Greece, now a country in the Aegean, was a collection of independent city-states or poleis in antiquity that we know about archaeologically from the Bronze Age on. These poleis fought among one another and against bigger external forces, especially the Persians. Eventually, they were conquered by their neighbors to the north and then later became part of the Roman Empire. After the western Roman Empire fell, the Greek-speaking area of the Empire continued until 1453, when it fell to the Turks.
This page looks at topics specifically historical, rather than cultural.
Browse through this ancient Greek timeline for more than a millennium, from prehistory through the absorption of Greece into the Roman Empire.
An introduction to the wars the Greeks fought against the Persian great kings Darius and Xerxes.
Timeline and summary of the 3 stages of the Peloponnesian War, which was fought between those Greek poleis who were allied with Sparta against those allied with Athens.
Terms from the Greek used in describing Greek literature, science, philosophy and history, with short definitions.
Pictures of some of the luminaries of the fifth century B.C. mostly in Greece, but also Rome, and maps.
The Greeks didn't use that term to refer to themselves. Here is a quick look at what is meant by the Greeks in ancient history.
Classical Greeks Attitudes Towards the Macedonians - Peter Green
The Macedonians, who are not the same people who live in the area today, were sometimes considered Greeks. Peter Green explains the attitude of the Classical Greeks towards the Macedonians.
Both Greece and Rome were ancient Mediterranean countries, and Rome copied much of the Greek culture, but Rome and Greece (especially Athens) were very different. Here are some of the areas of difference.
Maps showing Mycenean Greece, Vicinity of Troy, Greece 700-600 B.C., Settlements, Greece 500-479 B.C., Athenian Empire, Reference Map of Attica, Peloponnesian War, Greece in 362 B.C., Macedonia 336-323, Kingdoms of the Diadochi, and Reference Map of Asia Minor.
Also see Geography of Ancient Greece.
The major gods and goddesses of Greek mythology were thought of as living on Mt. Olympus. Here's a starting point for information on the top 12.
Greek literature begins with the story of the Trojan War in the Iliad and the story of the returns of the Greeks contained in the Odyssey. Both of these epic poems are attributed to Homer.
Many of the events in this timeline are only approximate. This is particularly true of the events before Greece and Rome, but even with Greece and Rome, the early years are in doubt. This page will help show the chronological context of ancient Greece.

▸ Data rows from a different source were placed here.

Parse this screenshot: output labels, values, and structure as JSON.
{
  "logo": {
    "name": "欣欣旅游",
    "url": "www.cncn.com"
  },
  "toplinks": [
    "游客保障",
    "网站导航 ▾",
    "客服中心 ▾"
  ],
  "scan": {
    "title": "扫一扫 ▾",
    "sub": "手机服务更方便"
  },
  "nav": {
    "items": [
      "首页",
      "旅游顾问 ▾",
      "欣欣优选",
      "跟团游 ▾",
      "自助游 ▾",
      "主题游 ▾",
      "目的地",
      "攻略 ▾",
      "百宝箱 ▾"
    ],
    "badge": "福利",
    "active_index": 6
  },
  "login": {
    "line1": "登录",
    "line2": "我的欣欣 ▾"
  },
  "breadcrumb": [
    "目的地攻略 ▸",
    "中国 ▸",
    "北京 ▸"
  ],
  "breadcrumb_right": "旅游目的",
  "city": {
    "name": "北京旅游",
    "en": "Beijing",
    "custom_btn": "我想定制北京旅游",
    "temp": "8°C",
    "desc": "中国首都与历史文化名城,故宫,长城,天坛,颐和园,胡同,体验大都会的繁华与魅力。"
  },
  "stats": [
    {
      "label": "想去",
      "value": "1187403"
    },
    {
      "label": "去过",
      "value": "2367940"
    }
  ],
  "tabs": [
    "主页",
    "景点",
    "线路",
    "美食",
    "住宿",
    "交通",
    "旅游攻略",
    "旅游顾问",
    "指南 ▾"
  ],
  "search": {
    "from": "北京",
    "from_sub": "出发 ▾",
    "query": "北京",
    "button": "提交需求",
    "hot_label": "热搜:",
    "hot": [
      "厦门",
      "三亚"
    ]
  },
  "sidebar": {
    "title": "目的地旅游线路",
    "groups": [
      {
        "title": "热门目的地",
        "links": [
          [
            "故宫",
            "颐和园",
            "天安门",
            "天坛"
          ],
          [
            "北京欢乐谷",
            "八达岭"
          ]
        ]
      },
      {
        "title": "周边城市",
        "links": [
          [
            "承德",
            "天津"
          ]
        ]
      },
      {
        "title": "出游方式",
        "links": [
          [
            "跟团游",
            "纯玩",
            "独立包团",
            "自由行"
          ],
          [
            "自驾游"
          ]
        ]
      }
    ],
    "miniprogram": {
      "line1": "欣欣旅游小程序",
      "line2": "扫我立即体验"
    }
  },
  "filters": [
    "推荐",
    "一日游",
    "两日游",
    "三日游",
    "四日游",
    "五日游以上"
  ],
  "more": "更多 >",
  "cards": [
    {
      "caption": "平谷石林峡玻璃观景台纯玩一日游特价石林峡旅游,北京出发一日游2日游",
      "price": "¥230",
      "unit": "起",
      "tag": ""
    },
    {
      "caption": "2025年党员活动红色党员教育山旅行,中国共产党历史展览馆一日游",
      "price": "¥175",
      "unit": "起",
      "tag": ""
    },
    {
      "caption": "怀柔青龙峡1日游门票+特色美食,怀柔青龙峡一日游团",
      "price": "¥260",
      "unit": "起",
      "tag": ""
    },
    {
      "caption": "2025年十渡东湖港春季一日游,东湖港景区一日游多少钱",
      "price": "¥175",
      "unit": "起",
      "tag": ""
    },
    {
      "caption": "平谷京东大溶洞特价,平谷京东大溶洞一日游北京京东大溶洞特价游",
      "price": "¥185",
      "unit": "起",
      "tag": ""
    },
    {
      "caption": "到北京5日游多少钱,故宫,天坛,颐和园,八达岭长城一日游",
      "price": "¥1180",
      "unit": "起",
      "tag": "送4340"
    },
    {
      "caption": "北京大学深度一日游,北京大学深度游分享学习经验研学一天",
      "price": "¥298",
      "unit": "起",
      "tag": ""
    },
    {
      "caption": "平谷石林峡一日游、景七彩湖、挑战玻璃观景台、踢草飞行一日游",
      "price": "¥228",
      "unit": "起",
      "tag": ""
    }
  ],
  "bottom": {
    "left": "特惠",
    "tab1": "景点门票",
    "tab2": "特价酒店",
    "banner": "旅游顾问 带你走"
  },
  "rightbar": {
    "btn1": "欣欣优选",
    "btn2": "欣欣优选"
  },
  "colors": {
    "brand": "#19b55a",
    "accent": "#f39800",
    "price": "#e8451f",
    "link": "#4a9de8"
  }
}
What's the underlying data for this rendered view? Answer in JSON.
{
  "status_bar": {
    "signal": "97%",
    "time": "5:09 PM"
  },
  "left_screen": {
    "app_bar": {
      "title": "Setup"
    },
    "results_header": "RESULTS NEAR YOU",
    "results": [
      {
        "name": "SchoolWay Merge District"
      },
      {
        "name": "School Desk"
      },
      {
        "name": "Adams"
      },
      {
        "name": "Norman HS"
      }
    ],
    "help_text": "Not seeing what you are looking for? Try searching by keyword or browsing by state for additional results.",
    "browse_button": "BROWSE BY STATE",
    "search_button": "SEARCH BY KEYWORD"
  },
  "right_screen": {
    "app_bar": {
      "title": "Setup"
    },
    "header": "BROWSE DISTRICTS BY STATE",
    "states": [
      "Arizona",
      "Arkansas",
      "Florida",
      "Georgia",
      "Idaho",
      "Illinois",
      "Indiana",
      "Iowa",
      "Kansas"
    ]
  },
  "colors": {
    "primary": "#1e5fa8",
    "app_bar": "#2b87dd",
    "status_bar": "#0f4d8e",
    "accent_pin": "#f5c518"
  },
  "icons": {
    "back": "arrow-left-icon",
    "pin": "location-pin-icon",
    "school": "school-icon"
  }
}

It's hard enough to look up words written using the Roman alphabet -- like English, but it becomes nearly impossible when they're spelled using other alphabets. Here are some tips.
Democracy was developed by the people of Athens. It was considered by outsiders to be a form of mob rule since all the citizens in Athens voted. Oligarchy was the norm and democracy the exception.
The Olympics were such major events in ancient history, that events are dated according to the Olympiad, or period of the games. The Olympics were just one of the sets of Panhellenic games -- games for the people of all the city states (poleis) of ancient Greece.
There are many aspects of the modern Olympics that would be completely alien to the ancient Greeks. Sure there were games at different places, but the Olympics were held at the place from which they got their name. Teams didn't win. The closest was a city taking top honors because the athlete and his trainer came from there. Statues would be erected to honor the victor and they were special enough that poems were commissioned for them. In some games it was possible to be declared victor even if one died in the process of winning -- victory was that important.
To be an athlete in the games, then as now, required funding, so the ancient Olympic athletes tended to be from the wealthy families.
The Greeks made important contributions to the field of science, partly as a result of their philosophers' study of the natural world.
The Greeks and Romans contributed greatly to the field of medicine, advancing it substantially from a magic-based process to one involving regimens, like diet and exercise, and observation, diagnosis, and more.
This is a selection of topics with related readings on Classical and Hellenistic Greece. The topics come from a list written to help high school and college students research world history, so it is somewhat general, but it still goes into detail in important areas.